Fiji military chief warning dealt with: PM

A public warning to Fiji's new government from the country's military chief has been "dealt with", Prime Minister Sitiveni Rabuka says.

Mr Rabuka said it was unlikely Fiji's constitution would be changed to remove the military's role in the island nation's democracy.

Republic of Fiji Military Forces (RFMF) Commander Major General Jone Kalouniwai warned lawmakers on Tuesday against making "sweeping changes" less than a month after a tight election that removed the government of Frank Bainimarama, who ruled the Pacific island for 16 years after taking power in a coup.

Fiji has a history of military coups, including two staged by current prime minister Rabuka in 1987.

Rabuka became prime minister on December 24 after a coalition of parties narrowly voted to install him as leader of the strategically important Pacific nation.

In his public statement, Kalouniwai cited Fiji's 2013 constitution, which gives the military responsibility to uphold the well-being of Fijians and is viewed by some analysts as giving the military constitutional power to intervene in politics.

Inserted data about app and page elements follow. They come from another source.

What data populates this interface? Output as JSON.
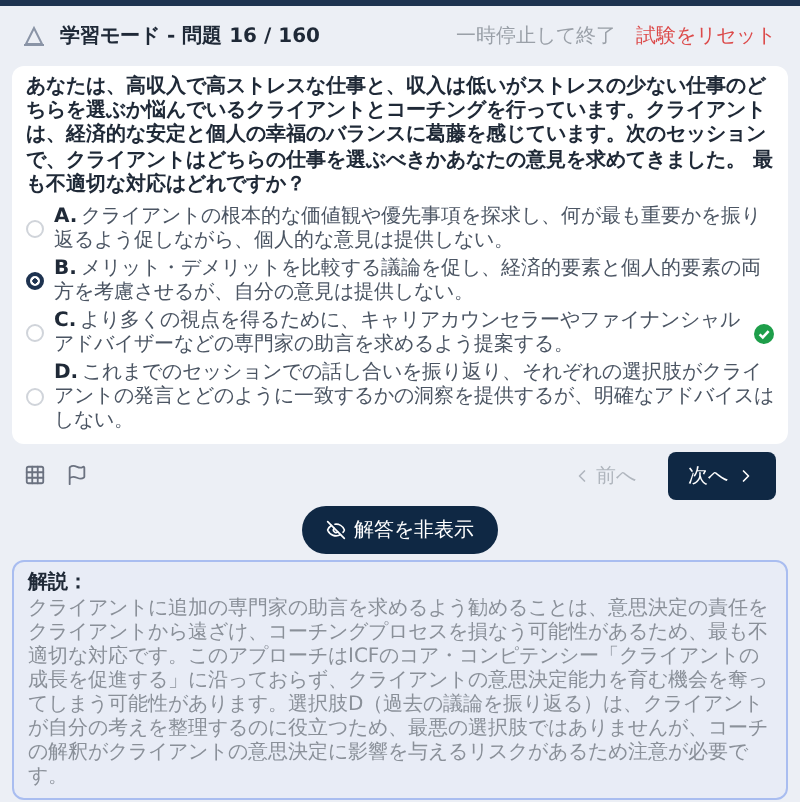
{
  "header": {
    "title": "学習モード - 問題 16 / 160",
    "pause": "一時停止して終了",
    "reset": "試験をリセット"
  },
  "question": "あなたは、高収入で高ストレスな仕事と、収入は低いがストレスの少ない仕事のどちらを選ぶか悩んでいるクライアントとコーチングを行っています。クライアントは、経済的な安定と個人の幸福のバランスに葛藤を感じています。次のセッションで、クライアントはどちらの仕事を選ぶべきかあなたの意見を求めてきました。 最も不適切な対応はどれですか？",
  "options": [
    {
      "letter": "A.",
      "text": "クライアントの根本的な価値観や優先事項を探求し、何が最も重要かを振り返るよう促しながら、個人的な意見は提供しない。",
      "selected": false,
      "correct": false
    },
    {
      "letter": "B.",
      "text": "メリット・デメリットを比較する議論を促し、経済的要素と個人的要素の両方を考慮させるが、自分の意見は提供しない。",
      "selected": true,
      "correct": false
    },
    {
      "letter": "C.",
      "text": "より多くの視点を得るために、キャリアカウンセラーやファイナンシャルアドバイザーなどの専門家の助言を求めるよう提案する。",
      "selected": false,
      "correct": true
    },
    {
      "letter": "D.",
      "text": "これまでのセッションでの話し合いを振り返り、それぞれの選択肢がクライアントの発言とどのように一致するかの洞察を提供するが、明確なアドバイスはしない。",
      "selected": false,
      "correct": false
    }
  ],
  "nav": {
    "prev": {
      "label": "前へ",
      "disabled": true
    },
    "next": {
      "label": "次へ",
      "disabled": false
    }
  },
  "toggle_answer": "解答を非表示",
  "explanation": {
    "title": "解説：",
    "body": "クライアントに追加の専門家の助言を求めるよう勧めることは、意思決定の責任をクライアントから遠ざけ、コーチングプロセスを損なう可能性があるため、最も不適切な対応です。このアプローチはICFのコア・コンピテンシー「クライアントの成長を促進する」に沿っておらず、クライアントの意思決定能力を育む機会を奪ってしまう可能性があります。選択肢D（過去の議論を振り返る）は、クライアントが自分の考えを整理するのに役立つため、最悪の選択肢ではありませんが、コーチの解釈がクライアントの意思決定に影響を与えるリスクがあるため注意が必要です。"
  }
}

Rabuka's government has previously told media it wants to review the constitution and would look for ways to remove the military's role.

Rabuka told reporters on Wednesday Kalouniwai's public warning was "a one-off statement that has been dealt with" after talks between the military chief and Home Affairs Minister Pio Tikoduadua.

The Fiji Times newspaper carried a headline quoting Rabuka as saying people should "relax" after public anxiety on Wednesday there could be another military intervention.

Responding to questions at a live-streamed press conference on Wednesday, Rabuka said the government could only redefine the role of the military in Fiji's democratic system by changing the constitution.

"That's something that will be very difficult to achieve at this time - it demands a majority of two-thirds in the house and two-thirds of registered voters," he said.